▸ **WHAT THE TASK ASKS**: Exclude the pictures; give every entry again exactly as written.

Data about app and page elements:
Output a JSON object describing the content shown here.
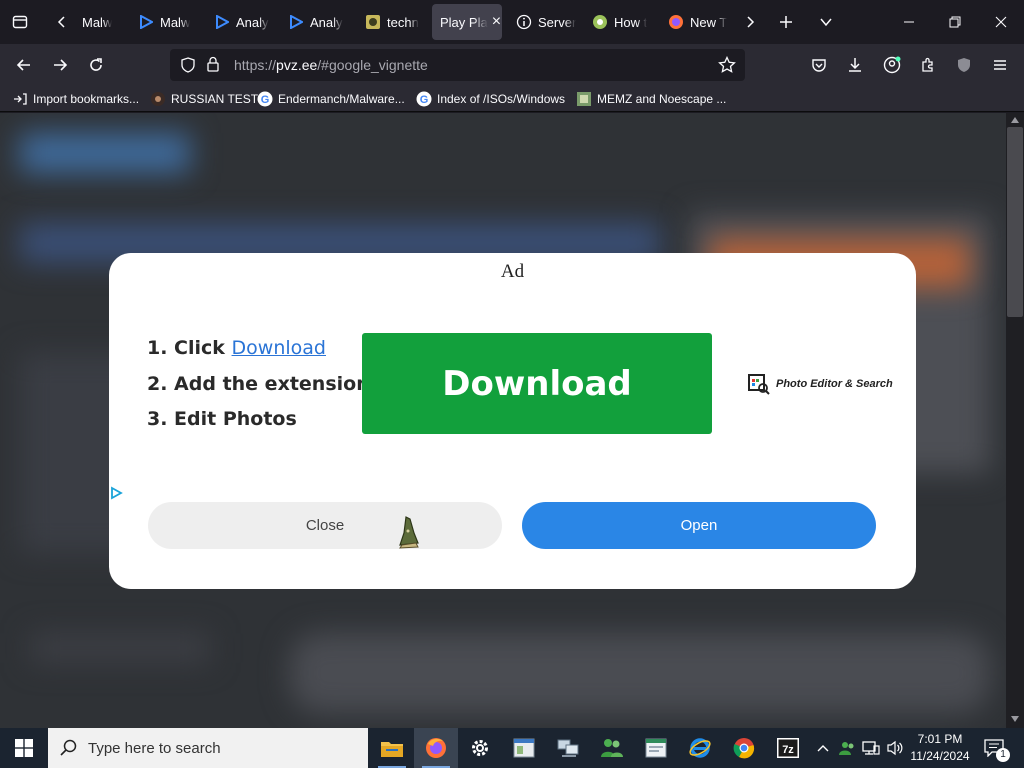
{
  "browser": {
    "tabs": [
      {
        "label": "Malw",
        "icon": "page-icon"
      },
      {
        "label": "Malw",
        "icon": "play-icon"
      },
      {
        "label": "Analy",
        "icon": "play-icon"
      },
      {
        "label": "Analy",
        "icon": "play-icon"
      },
      {
        "label": "techn",
        "icon": "site-icon"
      },
      {
        "label": "Play Pla",
        "icon": "none",
        "active": true
      },
      {
        "label": "Server",
        "icon": "info-icon"
      },
      {
        "label": "How t",
        "icon": "site-icon"
      },
      {
        "label": "New T",
        "icon": "firefox-icon"
      }
    ],
    "url": {
      "prefix": "https://",
      "host": "pvz.ee",
      "rest": "/#google_vignette"
    },
    "bookmarks": [
      {
        "label": "Import bookmarks...",
        "icon": "import-icon"
      },
      {
        "label": "RUSSIAN TEST",
        "icon": "site-icon"
      },
      {
        "label": "Endermanch/Malware...",
        "icon": "google-icon"
      },
      {
        "label": "Index of /ISOs/Windows",
        "icon": "google-icon"
      },
      {
        "label": "MEMZ and Noescape ...",
        "icon": "site-icon"
      }
    ]
  },
  "ad": {
    "label": "Ad",
    "step1_prefix": "1. Click ",
    "step1_link": "Download",
    "step2": "2. Add the extension",
    "step3": "3. Edit Photos",
    "download_button": "Download",
    "logo_text": "Photo Editor & Search",
    "close_button": "Close",
    "open_button": "Open"
  },
  "taskbar": {
    "search_placeholder": "Type here to search",
    "time": "7:01 PM",
    "date": "11/24/2024",
    "notification_count": "1"
  },
  "colors": {
    "download_green": "#12a03c",
    "open_blue": "#2a86e6",
    "link_blue": "#2a74d6"
  }
}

▸ **SOLUTION FOR THIS PROBLEM**:
Output a JSON object describing the content shown here.
{
  "browser": {
    "tabs": [
      {
        "label": "Malw",
        "icon": "page-icon"
      },
      {
        "label": "Malw",
        "icon": "play-icon"
      },
      {
        "label": "Analy",
        "icon": "play-icon"
      },
      {
        "label": "Analy",
        "icon": "play-icon"
      },
      {
        "label": "techn",
        "icon": "site-icon"
      },
      {
        "label": "Play Pla",
        "icon": "none",
        "active": true
      },
      {
        "label": "Server",
        "icon": "info-icon"
      },
      {
        "label": "How t",
        "icon": "site-icon"
      },
      {
        "label": "New T",
        "icon": "firefox-icon"
      }
    ],
    "url": {
      "prefix": "https://",
      "host": "pvz.ee",
      "rest": "/#google_vignette"
    },
    "bookmarks": [
      {
        "label": "Import bookmarks...",
        "icon": "import-icon"
      },
      {
        "label": "RUSSIAN TEST",
        "icon": "site-icon"
      },
      {
        "label": "Endermanch/Malware...",
        "icon": "google-icon"
      },
      {
        "label": "Index of /ISOs/Windows",
        "icon": "google-icon"
      },
      {
        "label": "MEMZ and Noescape ...",
        "icon": "site-icon"
      }
    ]
  },
  "ad": {
    "label": "Ad",
    "step1_prefix": "1. Click ",
    "step1_link": "Download",
    "step2": "2. Add the extension",
    "step3": "3. Edit Photos",
    "download_button": "Download",
    "logo_text": "Photo Editor & Search",
    "close_button": "Close",
    "open_button": "Open"
  },
  "taskbar": {
    "search_placeholder": "Type here to search",
    "time": "7:01 PM",
    "date": "11/24/2024",
    "notification_count": "1"
  },
  "colors": {
    "download_green": "#12a03c",
    "open_blue": "#2a86e6",
    "link_blue": "#2a74d6"
  }
}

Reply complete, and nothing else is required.